No doubt the Super Bowl is the world's greatest stage for reinforcing and driving home all a brand stands for. But what if the goal isn't reinforcement, but reinvention -- confronting and overturning consumer bias about a brand?
Decision science tells us it's an uphill battle to fight against bias -- our brains' desire to reinforce what we already believe, rational or not.
More than ever, we're living in a world where deeply-held biases shape beliefs and actions -- where what we see, hear and read is tailored to reconfirm our biases. So, when we're all so affected by biases, it's almost reassuring to hear it's just natural and how our brains work.
Reason isn't enough
Imagine the extraordinary measures needed to shift biases about a brand, to get consumers to expend the cognitive energy to reevaluate their beliefs. It requires a powerful, emotional reaction.
This work is not for the faint of heart, given the Super Bowl's price and global audience. Failure means more than wasted money: it can reinforce existing perceptions or make them worse. Yet big risks can bring big rewards. Witness the bold steps several brands took to confront our biases and turn our perceptions around with their Super Bowl ads.
Since cars are the biggest ticket item in Super Bowl ads, it's not surprising car companies used this big stage to reinvent their brands. From Lexus, Mercedes and Audi to Ford and Buick, the message WAS "we're not who you think we are." All tried to play on emotions because, as decision science and recent events show, reason and facts aren't enough to change minds.
Clear winners, busted plays
In its mesmerizing ad, Lexus blends man and machine in a dance that's all visceral emotion. Without copy, images of the car synced to the dancer's moves subtly offer rational points to support the emotional reaction.
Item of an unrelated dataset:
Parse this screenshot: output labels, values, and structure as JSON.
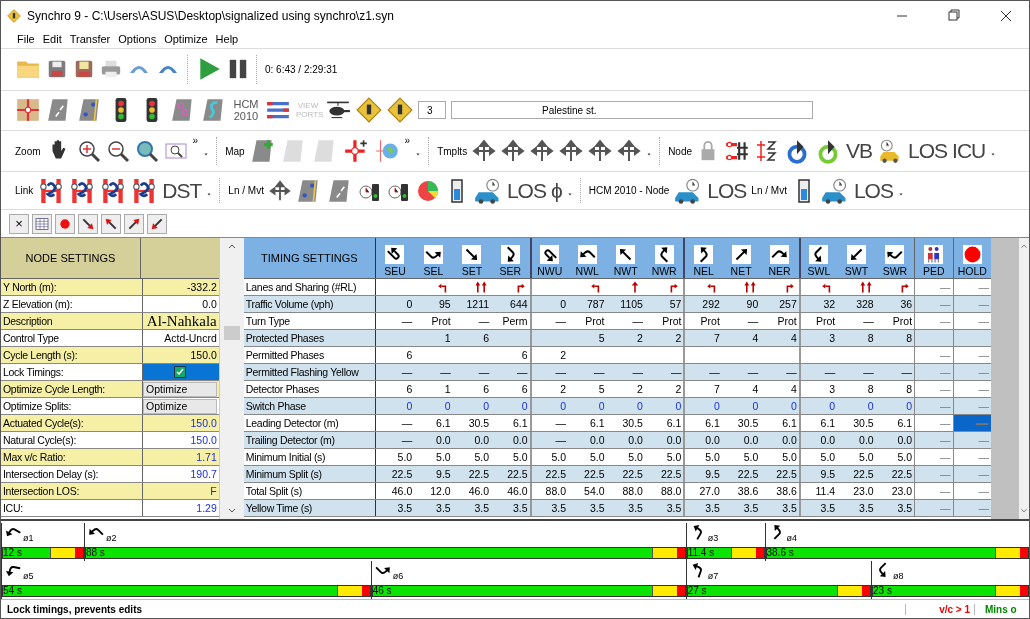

A pregame poll found the ad improved perceptions of Lexus with those able to afford it; plus, 18- to 29-year-olds (luxury car buyers in training) loved the ad and said it made them think differently about Lexus.
Like Lexus, Mercedes is seen as a conservative car for affluent businessmen, not people who crave individualism. But with its homage to "Easy Rider," Mercedes inspires emotion and comes across as a bad-ass ride for the open road. No, it's not aimed to younger drivers -- just ones who think they're still young enough to break some rules. Touchdown.
Then there's everyman's brand: Ford. With a nod to Gens Y and Z who don't necessarily aspire to own cars, it's reinventing itself as a mobility brand. Again, it's all about emotion. We can all identify with being stuck, and breathe a sigh of relief at being set free. That emotion gets you engaged enough to pay attention to the message. Now it's up to Ford to deliver on this promise.
It's got to be authentic
Audi also plays on emotions with the father's worry about his daughter's future juxtaposed with her winning ride. While the "drive progress" tagline offers a context for the equal pay for equal work message, Audi needs to do more to make it feel authentic to the brand -- especially when there are no women on the company's board and only two women among its 14 American executives. While I 100% support the intent of this bold play, without having all ITS ducks in a row, Audi sets everyone up for the Hail Mary and then drops the ball.
But I give the biggest fail to Buick. No matter how much information you throw out, people have a deeply-ingrained view of Buick as a stodgy, old man's car. And nothing about this spot works to change this perception. The association with Cam Newton doesn't raise an emotional reaction, which is what it would take to make you question your bias or feel confident telling people Buicks are cool. In fact, by protesting too much, Buick actually reinforces the popular belief that a Buick can't possibly look sharp.
Of course, a great Super Bowl ad -- even with all the game-day eyeballs and pregame chatter -- can't reverse brand bias overnight. After all, Matt Ryan made us believe for three quarters, and, despite our biases, we even clung to hope as the game went into OT -- all for naught. Brands need to continue to deliver with ongoing advertising, tangible actions and, most of all, products that actually live up to our new perceptions of them.